**SOURCE MATERIAL**
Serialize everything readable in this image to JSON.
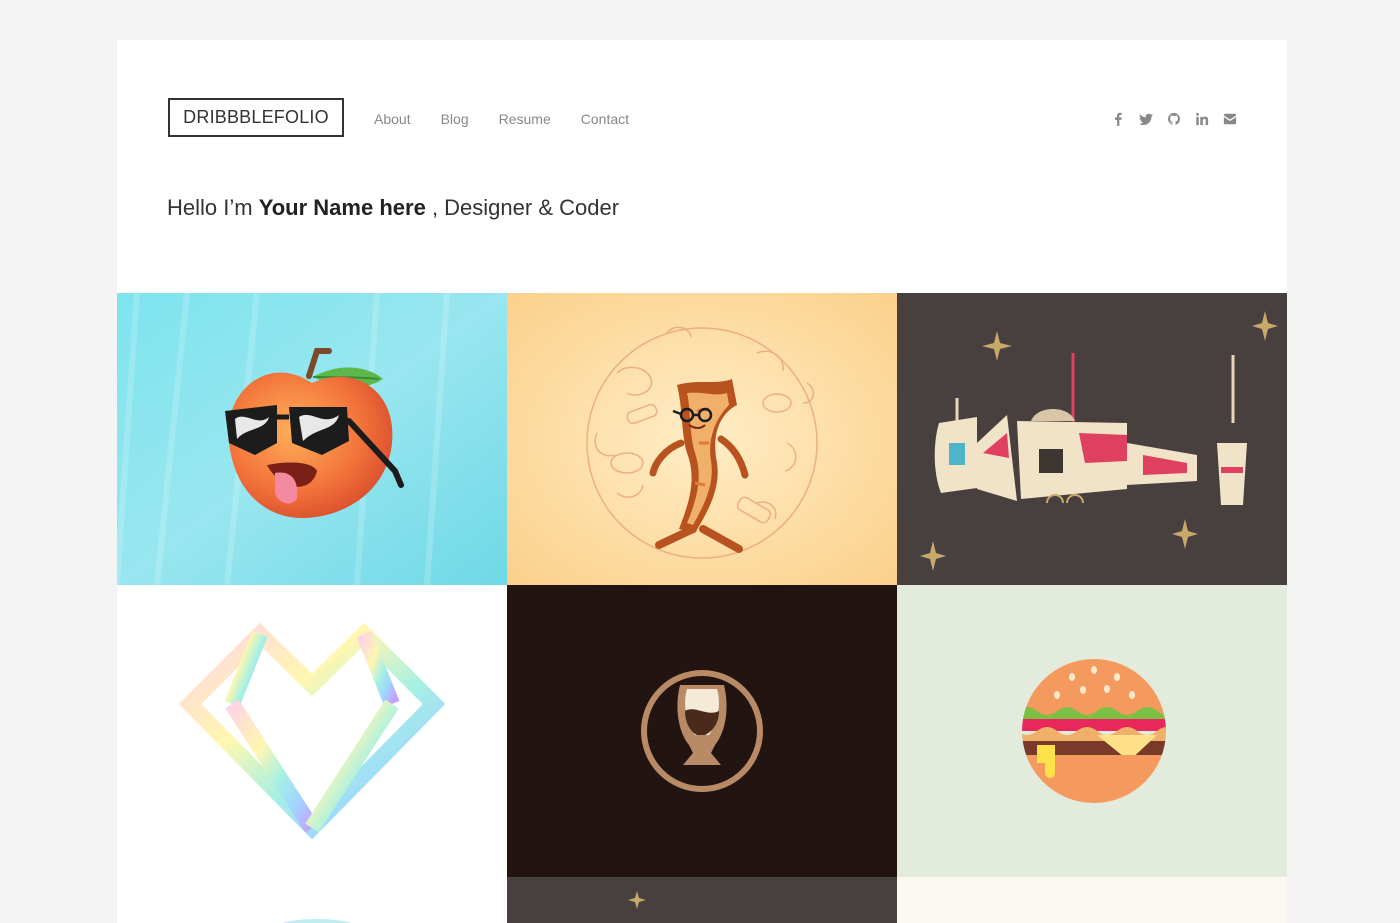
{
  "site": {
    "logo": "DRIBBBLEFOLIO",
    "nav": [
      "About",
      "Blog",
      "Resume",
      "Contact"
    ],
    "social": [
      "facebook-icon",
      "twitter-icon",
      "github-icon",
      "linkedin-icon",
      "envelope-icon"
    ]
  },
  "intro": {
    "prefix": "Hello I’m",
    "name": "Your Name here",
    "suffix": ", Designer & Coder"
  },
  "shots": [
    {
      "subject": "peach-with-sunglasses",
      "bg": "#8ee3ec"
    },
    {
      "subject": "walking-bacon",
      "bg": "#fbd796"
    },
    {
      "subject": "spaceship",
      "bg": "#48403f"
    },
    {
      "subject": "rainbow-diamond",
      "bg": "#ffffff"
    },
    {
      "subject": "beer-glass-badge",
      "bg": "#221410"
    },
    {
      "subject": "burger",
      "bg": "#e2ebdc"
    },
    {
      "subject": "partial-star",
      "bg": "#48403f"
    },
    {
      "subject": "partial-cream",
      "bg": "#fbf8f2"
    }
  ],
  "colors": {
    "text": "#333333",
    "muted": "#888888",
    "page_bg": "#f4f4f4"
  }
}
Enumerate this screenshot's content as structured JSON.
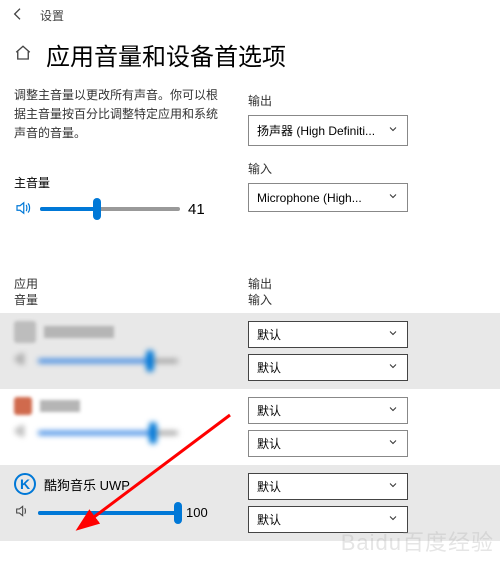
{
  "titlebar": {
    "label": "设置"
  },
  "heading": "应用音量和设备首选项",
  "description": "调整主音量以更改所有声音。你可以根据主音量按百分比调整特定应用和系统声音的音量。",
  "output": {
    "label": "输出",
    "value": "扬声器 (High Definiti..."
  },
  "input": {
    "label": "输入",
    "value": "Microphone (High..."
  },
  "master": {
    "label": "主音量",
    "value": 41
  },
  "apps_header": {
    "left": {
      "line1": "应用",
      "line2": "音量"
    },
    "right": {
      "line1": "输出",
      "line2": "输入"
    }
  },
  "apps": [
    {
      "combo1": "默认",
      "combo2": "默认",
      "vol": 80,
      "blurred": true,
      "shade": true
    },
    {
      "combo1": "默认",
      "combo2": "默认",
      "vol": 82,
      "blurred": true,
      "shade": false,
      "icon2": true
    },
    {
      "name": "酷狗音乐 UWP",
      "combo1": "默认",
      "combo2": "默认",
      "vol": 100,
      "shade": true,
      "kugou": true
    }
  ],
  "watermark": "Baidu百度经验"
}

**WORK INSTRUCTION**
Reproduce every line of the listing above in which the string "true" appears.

**WRITTEN RESPONSE**
      "blurred": true,
      "shade": true
      "blurred": true,
      "icon2": true
      "shade": true,
      "kugou": true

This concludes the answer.